Downtown Traverse City's Front Street has been called one of the “10 Great Streets” in the country – and tonight, city commissioners will consider a plan designed to replicate its success in five other key "corridors."
A committee of the Traverse City Planning Commission spent the past two years meeting with local business owners, residents and experts gathering input for the creation of a “corridors master plan,” which provides a series of planning guidelines and recommended improvements for Eighth Street, Fourteenth Street, Garfield Avenue, and the far west and east sections of Front Street beyond its downtown stretch.
“This project was the brainchild of (past Downtown Development Authority Director) Bryan Crough and (Grand Traverse County Planning and Development Director) John Sych,” says City Planner Russ Soyring. “They recognized areas of our community that aren't performing well in terms of property appreciation, vacancy rates and traffic conflict points, and thought we had an opportunity to transform those areas into great streets.”
The two-year study, which was funded by a U.S. Department of Housing and Urban Development (HUD) grant, provides both small and large-scale suggested improvements to the corridors. Key recommendations include moving buildings closer to streets and relocating parking lots to the rear, improving landscaping and treescapes, widening sidewalks, adding bike lanes, reducing traffic lanes and speed limits, and reconfiguring intersections to better facilitate vehicle volume.
“These corridors carry a great deal of traffic but don't look great – they are languishing compared to downtown, and they aren't servicing the businesses on them well,” says Soyring. “If we make them safer to cross, safer to walk and bike on, and more attractive, we could change the character of the corridors...and generate growth.”
The plan also encourages zoning and development of three or four-story buildings, rather than the typical one-story buildings with expansive surface lots found on the corridors, to increase the city and county tax base. Soyring notes the multiple-storied buildings on downtown Front Street “generate a phenomenal amount of taxes for the city.”

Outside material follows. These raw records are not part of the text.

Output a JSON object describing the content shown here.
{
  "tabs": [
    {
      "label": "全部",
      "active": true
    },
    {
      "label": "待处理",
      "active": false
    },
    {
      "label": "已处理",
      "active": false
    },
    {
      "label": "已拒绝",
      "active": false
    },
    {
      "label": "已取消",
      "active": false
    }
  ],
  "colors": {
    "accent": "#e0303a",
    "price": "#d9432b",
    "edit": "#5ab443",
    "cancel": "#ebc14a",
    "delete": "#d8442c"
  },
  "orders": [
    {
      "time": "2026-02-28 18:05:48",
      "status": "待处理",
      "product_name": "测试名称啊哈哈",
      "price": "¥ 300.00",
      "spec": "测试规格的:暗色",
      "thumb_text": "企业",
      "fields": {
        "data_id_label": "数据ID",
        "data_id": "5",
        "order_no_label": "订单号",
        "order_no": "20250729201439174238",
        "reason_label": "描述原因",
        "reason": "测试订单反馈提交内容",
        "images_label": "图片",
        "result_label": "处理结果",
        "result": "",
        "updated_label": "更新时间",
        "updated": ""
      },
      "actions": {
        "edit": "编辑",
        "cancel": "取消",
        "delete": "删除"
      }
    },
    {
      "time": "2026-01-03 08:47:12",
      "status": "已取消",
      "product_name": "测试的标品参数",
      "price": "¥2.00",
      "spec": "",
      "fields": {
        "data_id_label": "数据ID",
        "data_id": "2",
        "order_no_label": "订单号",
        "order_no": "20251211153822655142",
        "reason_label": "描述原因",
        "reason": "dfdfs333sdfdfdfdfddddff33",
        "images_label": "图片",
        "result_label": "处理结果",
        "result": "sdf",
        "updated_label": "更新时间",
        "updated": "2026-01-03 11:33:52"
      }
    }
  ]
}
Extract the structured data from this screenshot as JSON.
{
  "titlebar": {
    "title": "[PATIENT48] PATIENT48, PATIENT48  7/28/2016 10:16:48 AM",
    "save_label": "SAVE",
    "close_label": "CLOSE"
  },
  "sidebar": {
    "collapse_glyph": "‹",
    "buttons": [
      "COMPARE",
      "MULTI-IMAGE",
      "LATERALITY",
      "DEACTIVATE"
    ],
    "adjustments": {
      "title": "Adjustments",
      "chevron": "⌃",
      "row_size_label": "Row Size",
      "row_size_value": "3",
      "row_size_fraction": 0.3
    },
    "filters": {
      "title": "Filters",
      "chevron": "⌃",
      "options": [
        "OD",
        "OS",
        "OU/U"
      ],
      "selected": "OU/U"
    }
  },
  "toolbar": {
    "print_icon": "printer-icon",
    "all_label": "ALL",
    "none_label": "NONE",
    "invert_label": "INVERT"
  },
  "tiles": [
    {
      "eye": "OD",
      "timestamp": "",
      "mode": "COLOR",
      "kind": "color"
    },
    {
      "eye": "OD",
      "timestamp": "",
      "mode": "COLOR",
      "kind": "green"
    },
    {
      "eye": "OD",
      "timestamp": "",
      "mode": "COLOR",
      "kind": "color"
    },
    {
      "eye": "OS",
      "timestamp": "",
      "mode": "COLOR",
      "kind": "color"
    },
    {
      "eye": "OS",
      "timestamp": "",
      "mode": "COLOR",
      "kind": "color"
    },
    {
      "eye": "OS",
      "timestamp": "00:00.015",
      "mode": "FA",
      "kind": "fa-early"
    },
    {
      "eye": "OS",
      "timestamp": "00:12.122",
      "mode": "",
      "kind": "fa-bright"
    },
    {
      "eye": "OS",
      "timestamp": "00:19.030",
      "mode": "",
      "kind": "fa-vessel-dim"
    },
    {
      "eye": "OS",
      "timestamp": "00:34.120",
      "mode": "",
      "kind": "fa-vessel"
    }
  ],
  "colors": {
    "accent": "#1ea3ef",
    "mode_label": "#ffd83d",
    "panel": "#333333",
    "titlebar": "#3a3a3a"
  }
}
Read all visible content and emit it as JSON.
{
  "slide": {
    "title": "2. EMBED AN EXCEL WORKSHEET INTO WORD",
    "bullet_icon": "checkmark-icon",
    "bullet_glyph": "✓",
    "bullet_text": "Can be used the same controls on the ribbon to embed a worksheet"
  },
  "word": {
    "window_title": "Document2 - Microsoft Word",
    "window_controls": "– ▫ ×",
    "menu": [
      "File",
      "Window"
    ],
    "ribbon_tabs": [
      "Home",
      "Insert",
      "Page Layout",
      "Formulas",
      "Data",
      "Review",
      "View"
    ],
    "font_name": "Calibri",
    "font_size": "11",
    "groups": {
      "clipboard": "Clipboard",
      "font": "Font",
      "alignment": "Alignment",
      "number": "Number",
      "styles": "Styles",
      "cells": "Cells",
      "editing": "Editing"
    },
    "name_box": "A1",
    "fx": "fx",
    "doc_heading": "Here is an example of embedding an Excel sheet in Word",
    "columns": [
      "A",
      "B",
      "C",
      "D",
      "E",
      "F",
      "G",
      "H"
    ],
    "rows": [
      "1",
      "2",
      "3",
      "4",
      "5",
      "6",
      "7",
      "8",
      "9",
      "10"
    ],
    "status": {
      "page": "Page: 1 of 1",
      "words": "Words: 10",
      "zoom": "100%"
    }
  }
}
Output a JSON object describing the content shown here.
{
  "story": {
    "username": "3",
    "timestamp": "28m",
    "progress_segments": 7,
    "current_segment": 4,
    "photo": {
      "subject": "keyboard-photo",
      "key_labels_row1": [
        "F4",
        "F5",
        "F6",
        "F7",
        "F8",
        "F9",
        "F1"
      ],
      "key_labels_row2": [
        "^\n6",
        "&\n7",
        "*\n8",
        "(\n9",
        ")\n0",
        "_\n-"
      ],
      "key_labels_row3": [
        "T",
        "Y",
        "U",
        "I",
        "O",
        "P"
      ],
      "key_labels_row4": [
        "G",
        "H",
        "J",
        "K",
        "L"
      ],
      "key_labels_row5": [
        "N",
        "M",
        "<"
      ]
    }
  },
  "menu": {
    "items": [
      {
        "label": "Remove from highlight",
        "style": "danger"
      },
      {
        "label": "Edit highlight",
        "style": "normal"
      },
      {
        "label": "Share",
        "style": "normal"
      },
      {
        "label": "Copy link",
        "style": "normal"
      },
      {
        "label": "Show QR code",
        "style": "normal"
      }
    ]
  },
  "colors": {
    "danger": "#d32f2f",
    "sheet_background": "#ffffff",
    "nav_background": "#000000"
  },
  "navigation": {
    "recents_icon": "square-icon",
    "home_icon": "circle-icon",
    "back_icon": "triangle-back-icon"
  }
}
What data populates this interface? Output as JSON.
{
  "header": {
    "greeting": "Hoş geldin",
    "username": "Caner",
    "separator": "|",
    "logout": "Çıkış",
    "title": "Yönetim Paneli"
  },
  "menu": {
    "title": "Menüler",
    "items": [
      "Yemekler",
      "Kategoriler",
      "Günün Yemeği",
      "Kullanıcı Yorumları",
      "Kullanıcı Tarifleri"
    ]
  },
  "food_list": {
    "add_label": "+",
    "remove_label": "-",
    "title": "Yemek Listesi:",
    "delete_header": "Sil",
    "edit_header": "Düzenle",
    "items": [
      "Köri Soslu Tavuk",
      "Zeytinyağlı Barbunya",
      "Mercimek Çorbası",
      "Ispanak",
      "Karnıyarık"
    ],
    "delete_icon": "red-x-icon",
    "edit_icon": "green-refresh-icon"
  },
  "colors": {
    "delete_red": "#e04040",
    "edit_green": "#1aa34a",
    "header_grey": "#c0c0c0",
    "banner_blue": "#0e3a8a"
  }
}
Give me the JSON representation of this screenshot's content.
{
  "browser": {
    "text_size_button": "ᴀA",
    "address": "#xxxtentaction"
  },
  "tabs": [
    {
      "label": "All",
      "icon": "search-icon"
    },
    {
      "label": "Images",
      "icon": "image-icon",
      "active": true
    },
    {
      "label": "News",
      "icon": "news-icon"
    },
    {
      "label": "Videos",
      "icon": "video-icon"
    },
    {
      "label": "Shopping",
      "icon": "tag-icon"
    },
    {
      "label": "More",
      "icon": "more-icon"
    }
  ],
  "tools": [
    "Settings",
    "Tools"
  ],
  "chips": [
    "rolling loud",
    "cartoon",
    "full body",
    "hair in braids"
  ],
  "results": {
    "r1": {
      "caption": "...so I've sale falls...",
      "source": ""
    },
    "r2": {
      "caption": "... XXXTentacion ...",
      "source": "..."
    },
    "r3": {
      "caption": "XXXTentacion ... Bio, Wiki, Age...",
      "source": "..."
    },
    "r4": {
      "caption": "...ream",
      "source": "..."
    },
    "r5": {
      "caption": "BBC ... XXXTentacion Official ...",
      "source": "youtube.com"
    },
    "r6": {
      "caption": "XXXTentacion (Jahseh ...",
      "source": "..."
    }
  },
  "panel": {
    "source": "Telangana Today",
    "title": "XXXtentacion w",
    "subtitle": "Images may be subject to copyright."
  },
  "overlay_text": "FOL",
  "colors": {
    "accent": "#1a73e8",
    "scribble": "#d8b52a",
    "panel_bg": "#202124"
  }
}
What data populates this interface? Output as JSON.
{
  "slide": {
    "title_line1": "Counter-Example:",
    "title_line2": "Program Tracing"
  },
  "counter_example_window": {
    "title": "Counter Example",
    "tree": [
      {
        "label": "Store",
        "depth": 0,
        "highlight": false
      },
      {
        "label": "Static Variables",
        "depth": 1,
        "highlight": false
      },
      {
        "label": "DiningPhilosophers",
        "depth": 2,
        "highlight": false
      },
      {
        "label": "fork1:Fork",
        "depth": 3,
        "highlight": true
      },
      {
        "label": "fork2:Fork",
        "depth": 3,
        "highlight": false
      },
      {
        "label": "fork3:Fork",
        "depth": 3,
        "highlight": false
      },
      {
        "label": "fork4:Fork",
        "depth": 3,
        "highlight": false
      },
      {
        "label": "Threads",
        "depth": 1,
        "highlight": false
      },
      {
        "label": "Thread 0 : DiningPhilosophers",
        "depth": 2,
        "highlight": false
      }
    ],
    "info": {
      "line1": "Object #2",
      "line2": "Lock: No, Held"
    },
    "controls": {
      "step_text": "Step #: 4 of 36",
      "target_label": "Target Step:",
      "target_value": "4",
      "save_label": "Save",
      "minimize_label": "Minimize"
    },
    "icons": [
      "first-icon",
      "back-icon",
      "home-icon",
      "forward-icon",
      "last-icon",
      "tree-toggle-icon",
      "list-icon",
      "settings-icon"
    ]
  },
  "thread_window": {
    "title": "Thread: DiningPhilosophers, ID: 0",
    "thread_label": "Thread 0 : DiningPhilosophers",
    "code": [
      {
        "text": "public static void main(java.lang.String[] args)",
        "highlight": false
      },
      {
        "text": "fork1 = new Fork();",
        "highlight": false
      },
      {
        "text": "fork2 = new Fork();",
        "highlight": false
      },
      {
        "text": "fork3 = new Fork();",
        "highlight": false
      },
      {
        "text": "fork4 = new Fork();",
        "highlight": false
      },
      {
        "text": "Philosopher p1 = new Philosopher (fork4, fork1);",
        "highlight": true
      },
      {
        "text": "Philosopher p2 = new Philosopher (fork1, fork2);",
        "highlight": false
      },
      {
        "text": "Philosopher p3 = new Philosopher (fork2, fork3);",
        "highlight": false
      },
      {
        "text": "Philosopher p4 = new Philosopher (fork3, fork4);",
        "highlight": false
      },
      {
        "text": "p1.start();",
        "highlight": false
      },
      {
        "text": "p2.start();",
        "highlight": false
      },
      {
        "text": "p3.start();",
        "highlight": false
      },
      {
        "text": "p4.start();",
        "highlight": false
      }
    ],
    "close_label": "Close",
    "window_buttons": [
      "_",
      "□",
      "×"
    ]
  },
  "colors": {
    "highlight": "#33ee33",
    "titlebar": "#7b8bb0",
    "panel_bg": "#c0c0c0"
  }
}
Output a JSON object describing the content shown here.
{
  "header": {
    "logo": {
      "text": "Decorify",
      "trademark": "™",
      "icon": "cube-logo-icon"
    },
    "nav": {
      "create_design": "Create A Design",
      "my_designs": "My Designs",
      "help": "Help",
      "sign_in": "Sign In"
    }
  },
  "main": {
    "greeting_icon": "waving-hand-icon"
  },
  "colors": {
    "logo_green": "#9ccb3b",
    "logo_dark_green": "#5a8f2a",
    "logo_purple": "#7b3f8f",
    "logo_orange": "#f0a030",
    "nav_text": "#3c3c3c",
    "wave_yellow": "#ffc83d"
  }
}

Given the number of complaints and opinions generated by traffic in Traverse City, perhaps the plan's most controversial recommendations are its calls for road “diets” on Garfield and Eighth streets – going from four to three lanes to make room for bike lanes – and widening Fourteenth Street to also allow for bike lanes. Intersection reconfigurations, including possible installation of roundabouts, are also recommended by the plan – which Soyring acknowledges are politically fraught, but crucial to resolving traffic congestion.
“I think the best model would be to first restripe some of the roads (from four to three lanes), reduce the speed limits and see how it goes,” he says. “If it backfires – if the traffic issues aren't solved, the roads aren't safer to cross, or traffic is being diverted to the neighborhoods – we'll hear about it right away and can restripe them back. But we won't know until we try it, and it's an inexpensive project to do.”
While the community has seen a proliferation of planning guides and visioning projects over the last decade – some of which have led to implementation, some of which have effectively disappeared – Soyring believes the corridors master plan has the potential to lead to concrete change, rather than just becoming another policy document that sits on a shelf.
“The planning commission already adopted the (corridors) plan as a policy guide, so we'll be looking to it as we make regulation changes and development decisions,” Soyring says. “If the city commission adopts it as well, the city engineering department can put it to use for projects we work on, and for capital improvements. If it goes through, I expect you're going to see implementation.”
Click here to view a copy of the proposed corridors master plan.